Once a Democratic stronghold, in recent decades North Idaho has swung dramatically to the right. But this year feels very, very different. Stuck for years, the pendulum may be swinging in the Democrats' direction again.
Strong and energetic Democratic candidates have stepped forward. In Kootenai County, where I live, Ruben Miranda decided to run for Kootenai County commissioner because the current commissioners voted out the building codes that protect the environment as well as the neighborhood — and therefore the neighbors' financial investment.
A Vietnam veteran, Miranda spent more than three years in the Army Special Forces as a paratrooper, ranger and special training officer. After leaving the service, Miranda enrolled in college on the GI Bill, and, in due course, graduated from Chapman University in Orange, California.
Miranda spent 40 years as a software developer, which indicates he's very sharp, with 30 of those years as chief information officer of a manufacturing company. His record shows that he's a leader and experienced in working with people.
Miranda believes the county should follow environmental codes and management practices that protect our natural resources. As we know, Kootenai County is loaded with natural lakes and open space. There's lots to protect, and the recent history of county commissioners' inaction is dismal.
Miranda would add brains and commitment to a brighter future for Kootenai County.
Idaho is at the bottom of the states in a number of things we all care about — money for schools, colleges and mental health services, to name a couple — but it does have a tip-top bipartisan reapportionment commission that doesn't dally in gerrymandering.
So Idaho's legislative District 4 is a compact district that includes all of the city of Coeur d'Alene and a couple of adjacent neighborhoods.
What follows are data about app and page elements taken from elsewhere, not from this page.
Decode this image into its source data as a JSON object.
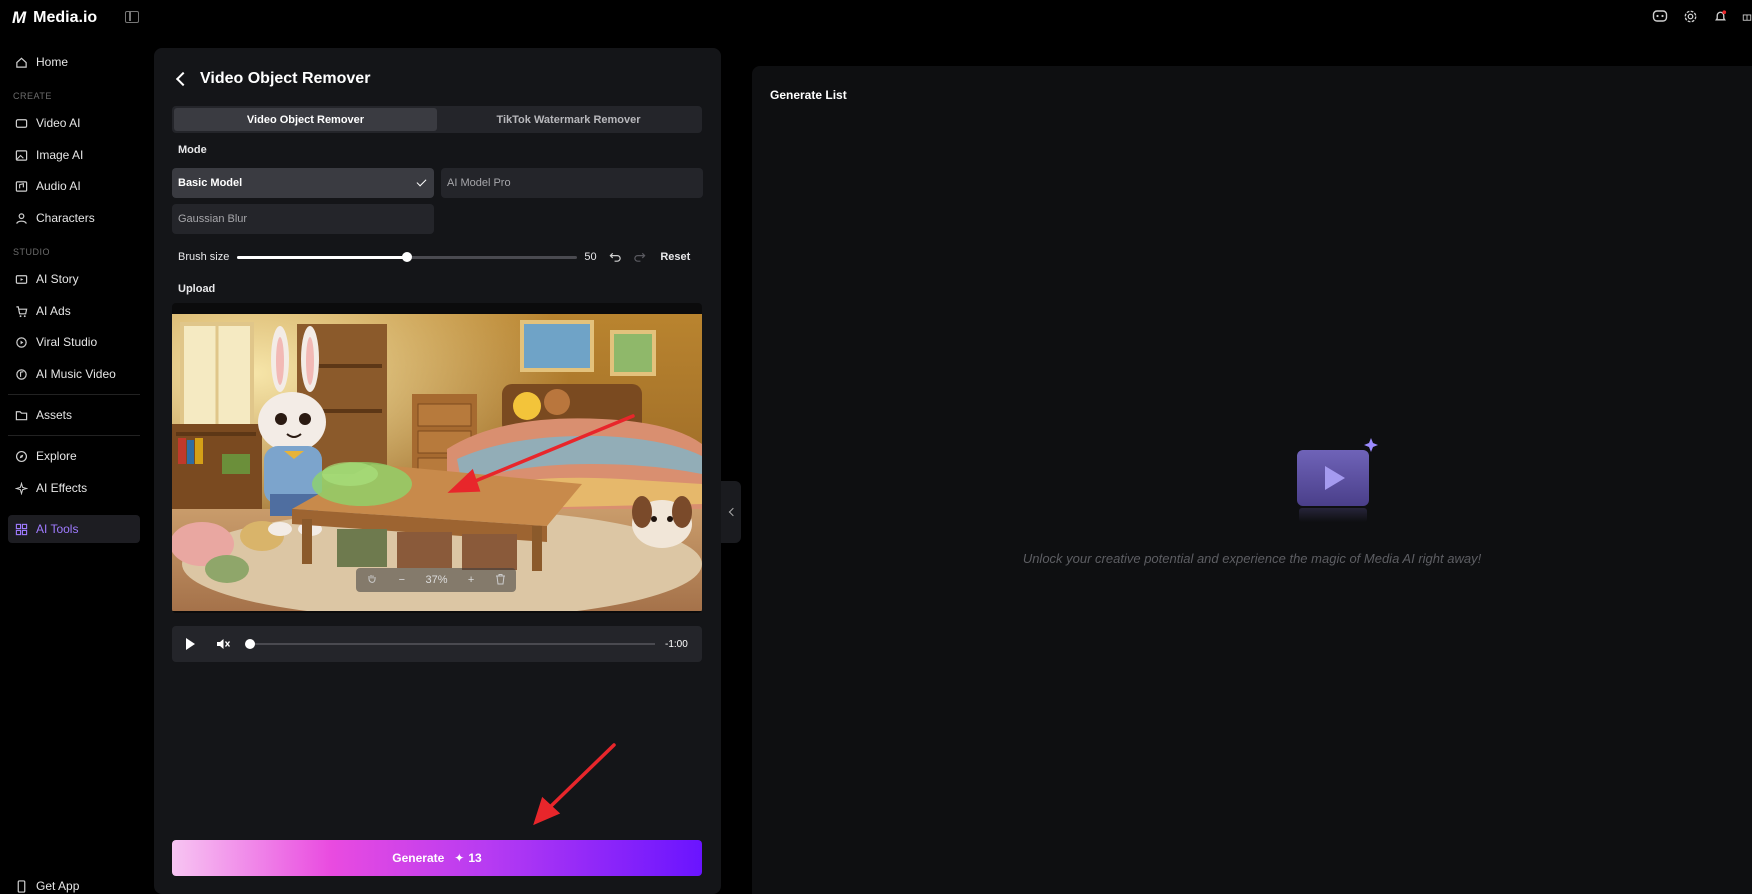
{
  "brand": {
    "logo": "M",
    "name": "Media.io"
  },
  "sidebar": {
    "items": [
      {
        "label": "Home",
        "icon": "home-icon"
      },
      {
        "section": "CREATE"
      },
      {
        "label": "Video AI",
        "icon": "video-icon"
      },
      {
        "label": "Image AI",
        "icon": "image-icon"
      },
      {
        "label": "Audio AI",
        "icon": "audio-icon"
      },
      {
        "label": "Characters",
        "icon": "user-icon"
      },
      {
        "section": "STUDIO"
      },
      {
        "label": "AI Story",
        "icon": "story-icon"
      },
      {
        "label": "AI Ads",
        "icon": "ads-icon"
      },
      {
        "label": "Viral Studio",
        "icon": "viral-icon"
      },
      {
        "label": "AI Music Video",
        "icon": "music-icon"
      },
      {
        "label": "Assets",
        "icon": "folder-icon"
      },
      {
        "label": "Explore",
        "icon": "compass-icon"
      },
      {
        "label": "AI Effects",
        "icon": "sparkle-icon"
      },
      {
        "label": "AI Tools",
        "icon": "tools-icon",
        "active": true
      },
      {
        "label": "Get App",
        "icon": "phone-icon"
      }
    ]
  },
  "panel": {
    "title": "Video Object Remover",
    "tabs": [
      "Video Object Remover",
      "TikTok Watermark Remover"
    ],
    "mode_label": "Mode",
    "modes": [
      "Basic Model",
      "AI Model Pro",
      "Gaussian Blur"
    ],
    "brush_label": "Brush size",
    "brush_value": "50",
    "brush_fraction": 0.5,
    "reset_label": "Reset",
    "upload_label": "Upload",
    "zoom_value": "37%",
    "time": "-1:00",
    "generate_label": "Generate",
    "generate_credits": "13"
  },
  "right": {
    "title": "Generate List",
    "empty_message": "Unlock your creative potential and experience the magic of Media AI right away!"
  },
  "colors": {
    "accent": "#9f7bff",
    "arrow": "#e8262b",
    "panel": "#141518"
  }
}
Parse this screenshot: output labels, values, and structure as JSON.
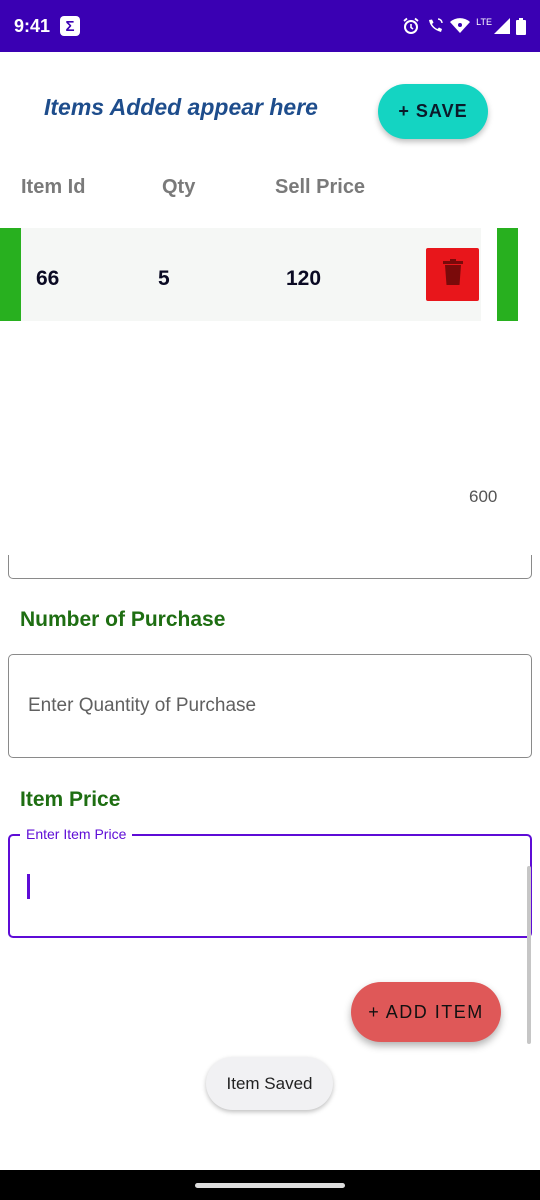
{
  "status_bar": {
    "time": "9:41",
    "badge": "Σ",
    "network": "LTE"
  },
  "header": {
    "title": "Items Added appear here",
    "save_label": "+ SAVE"
  },
  "table": {
    "columns": [
      "Item Id",
      "Qty",
      "Sell Price"
    ],
    "rows": [
      {
        "item_id": "66",
        "qty": "5",
        "sell_price": "120"
      }
    ],
    "total": "600"
  },
  "form": {
    "quantity_label": "Number of Purchase",
    "quantity_placeholder": "Enter Quantity of Purchase",
    "price_label": "Item Price",
    "price_floating_label": "Enter Item Price",
    "price_value": ""
  },
  "add_item_label": "+ ADD ITEM",
  "toast": "Item Saved",
  "colors": {
    "status_bar": "#3a00b3",
    "save_button": "#14d4c2",
    "row_accent": "#28b01f",
    "delete_button": "#e8161b",
    "section_label": "#1e6e12",
    "focus": "#5e0cd6",
    "add_item_button": "#df5858"
  },
  "icons": [
    "alarm-icon",
    "wifi-calling-icon",
    "wifi-icon",
    "signal-icon",
    "battery-icon",
    "trash-icon"
  ]
}
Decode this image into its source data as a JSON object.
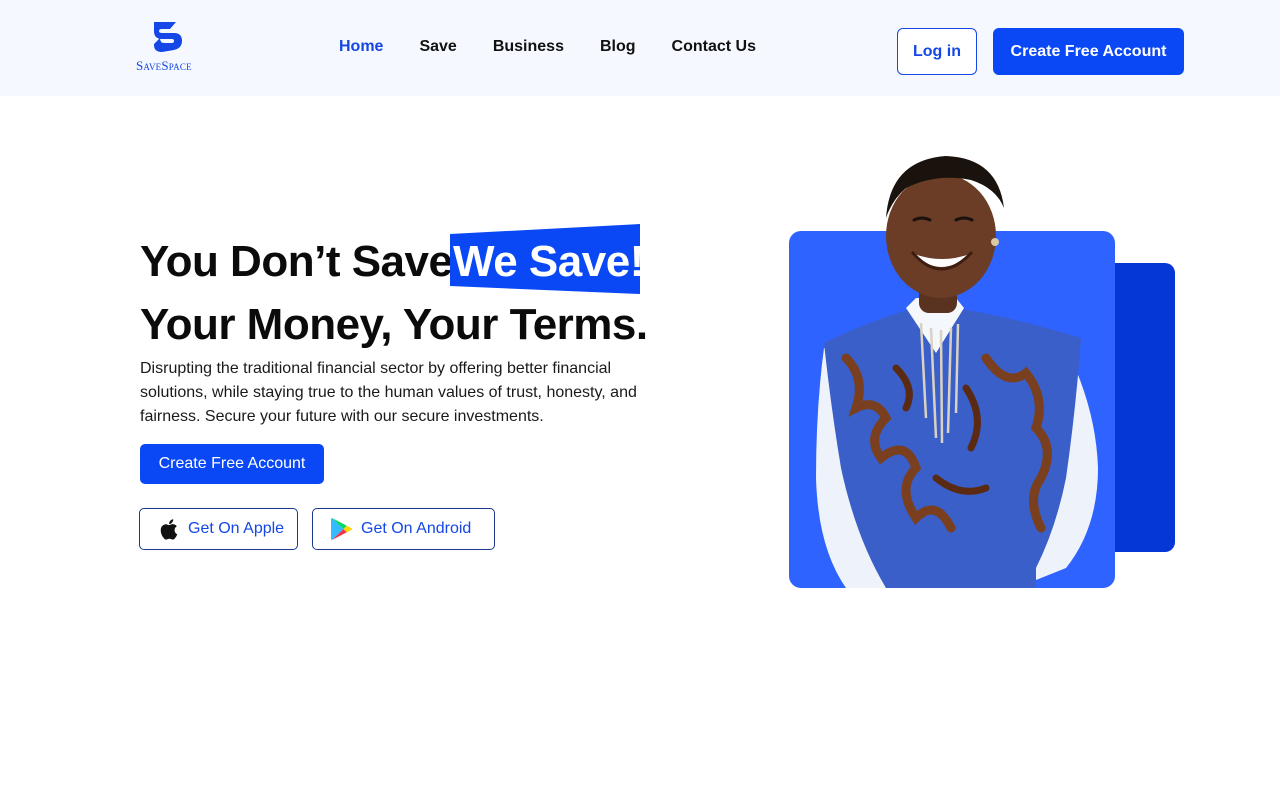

Rebecca Schroeder is the Democratic candidate for the open race to represent District 4, Seat A, in the Idaho House of Representatives. Schroeder is the strongest candidate for the Legislature that I have observed in years; she excels in persuasive speaking, reasoning, has charm and a very positive attitude.
Schroeder's father worked for the Forest Service, and she grew up in the small town of Kooskia, Idaho, south of Lewiston. She claims she had the best of all worlds — a childhood filled with the great Idaho outdoors and a small town where you had to behave because everyone followed your every move.
Schroeder was senior class president in her local high school, as well as valedictorian. She graduated from the University of Idaho with a double major in chemistry and Spanish.
Schroeder's story hits home. As she describes it, she and her husband Brock were thrown a curve ball when their young son, Brady, was diagnosed at birth with cystic fibrosis, a potentially fatal disease. Schroeder was immediately drawn into volunteering with the Cystic Fibrosis Foundation. There, she learned advocacy skills in speaking, appealing to Congress and organizing. Fortunately, a breakthrough drug, Ivacaftor, has been very effective in controlling Brady's symptoms.
Schroeder wants to continue working for medical care for everyone who needs it, adding that she wants the Idaho Legislature to correct its lack of willingness to invest in the future — for children, for workers, for everyone.
Cory English, physical therapist and wife of former Kootenai County Clerk, Dan English, has until now been content to sit back and let her husband run for office. No more. English has jumped in with energy and enthusiasm to run for District 4's State Senate seat. She says she felt compelled to run out of her frustration over the failure of the Idaho Legislature to address the educational, medical and social needs of the people of the state.
English maintains that Idahoans are supportive of giving their children and grandchildren a better education, a stronger set of tools, as the young people plunge into the competitive world they face.
"Idaho chooses to do nothing, when other states at least do something," she says. "The state has a chance to leap forward by endorsing the Medicaid expansion Proposition 2."
Shem Hanks is the third in the trio of worthy Democratic candidates in Legislative District 4 races — he's running for Seat B. Hanks grew up in a modest double-wide trailer in Hayden with parents who valued faith, hard work, honesty, social justice and equal opportunity. A great launch.
Hanks worked his way through college waiting tables. He graduated from Eastern Washington University with two degrees in history. Hanks would bring the perspective of waitservers who survive on $3.15 an hour plus tips. He's very concerned about an economy that seems to be working against young people who are starting out in life.
"[I'm] running because we do not have a broken education system," Hanks writes, "we have a broken Legislature that refuses to fund and value education properly."
Each of these four Democrats is eager to serve the constituents of Kootenai County and the state of Idaho. I encourage you to take a closer look. ♦